What does tire pressure mean?
The air pressure that is in your tires is important to many aspects of your vehicle. The air pressure can affect your ride quality, performance and handling of the vehicle, the wear of the tires, and the overall life of the tires. The pressure is known as the psi (pounds per square inch). This is the amount of air pressure that is essentially pushing out on the tire from the inside. The average pressure in most passenger car tires is about 30-35 psi, while truck tires can get upwards of 70-80 psi depending on the tire and the load that is carried. Knowing the correct air pressure for your tires, when and how to check it, as well as what kind of air to use, can improve the ride and handling of your vehicle, as well as prolonging the life of your tires.
Your tires are designed for a particular amount of air, which is based on the size and construction of the tire and the size of the vehicle.
Having too much air in the tires can cause the vehicle to ride rough due to the tires too stiff from the air pressure. This will also cause the tires to wear excessively in the center of the tread as too much pressure pushes out on the center of the tread.

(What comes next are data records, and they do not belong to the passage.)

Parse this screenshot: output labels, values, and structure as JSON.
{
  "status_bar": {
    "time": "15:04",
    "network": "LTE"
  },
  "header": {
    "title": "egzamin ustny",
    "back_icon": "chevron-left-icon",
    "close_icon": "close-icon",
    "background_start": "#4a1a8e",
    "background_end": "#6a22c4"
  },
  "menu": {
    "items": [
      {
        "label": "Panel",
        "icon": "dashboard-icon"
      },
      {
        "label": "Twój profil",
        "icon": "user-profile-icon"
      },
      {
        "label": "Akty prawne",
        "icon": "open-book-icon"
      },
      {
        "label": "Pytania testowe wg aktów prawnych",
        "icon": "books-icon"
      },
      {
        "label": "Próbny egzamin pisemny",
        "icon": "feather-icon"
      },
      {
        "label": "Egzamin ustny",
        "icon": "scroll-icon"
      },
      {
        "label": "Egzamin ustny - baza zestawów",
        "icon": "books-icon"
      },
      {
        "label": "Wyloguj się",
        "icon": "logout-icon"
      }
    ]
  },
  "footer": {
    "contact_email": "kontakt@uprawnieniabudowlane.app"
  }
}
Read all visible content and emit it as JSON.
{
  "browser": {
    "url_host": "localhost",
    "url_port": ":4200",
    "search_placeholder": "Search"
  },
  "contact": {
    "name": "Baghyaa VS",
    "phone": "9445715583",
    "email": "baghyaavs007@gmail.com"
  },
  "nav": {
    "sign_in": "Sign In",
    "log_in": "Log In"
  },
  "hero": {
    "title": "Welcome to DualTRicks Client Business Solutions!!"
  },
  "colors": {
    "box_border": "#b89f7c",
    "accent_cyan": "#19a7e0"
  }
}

This can also cause the tires to have trouble gripping the road due to only the center of the tread making contact with it.
Too little air will essentially have the opposite effect. If the tire pressure is low the vehicle’s ride can be too soft. This will also cause the tires to ride more on the outer edges of the tires causing them to wear out the shoulders of the tires faster than the middle. Too little air also allows the tire sidewall to flex too much during turns which drastically reduces the performance of the tire.
Both too much and too little air will also cause a tire to run much hotter than it was designed to which will decrease the life of the tire and can cause a tire to fail.
When adding air to your tires you have options as to the type of air that is used. Most air filling machines use regular air which is added to your tire. Standard air is fine but it does have its downfalls. The main issue with regular air is that it contains moisture. Over time that moisture will attack the inner liner of the tire and can get into the inner construction of the tire, causing it to fail. Standard air also had a high expansion and contraction rate which means that when the tire gets hot the air pressure can be much higher than what the tire was initially designed to have. The best option for air is nitrogen. Nitrogen is available from most professional shops. Nitrogen is a much dryer air, meaning that it does not have much moisture that can damage the tire over time. It also does not expend or contract much so the tire pressure remains more stable. The other benefit of nitrogen is that it’s molecules are much larger than standard air which keeps it from leaking out of the tire much slower than regular air would. Keep in mind that these two types of air can be mixed, but you do lose the benefits of nitrogen when standard air is added to it.
Maintaining your air pressure is imperative to the life of your tire. You should be checking the air pressure in your tires about once every two weeks. This is important as air will naturally leak out from the tire at a rate of about 2 psi per week. If your vehicle is equipped with a tire pressure monitoring system (TPMS), you can easily check your pressure from inside of your car. No matter how you check your tire pressure you want to do it when the tires are cold, preferably in the morning. This gives you the most accurate tire pressure. Always inflate your tires to the manufacturer’s recommended pressure. This can be found in your owners manual, as well as on the tire pressure sticker located in the driver door jamb.
Your tire pressure may not seem like something that can have any serious affects on your vehicle. Tire pressure is typically overlooked by many people until they have to spend extra money in tires from lack of maintaining air in their tires. Making this part of your normal vehicle check can keep you safe and save you some money in the long term.
Have a car question? Get free advice from our top-rated mechanics.
Our certified mechanics come to you ・Backed by 12-month, 12,000-mile guarantee・Fair and transparent pricing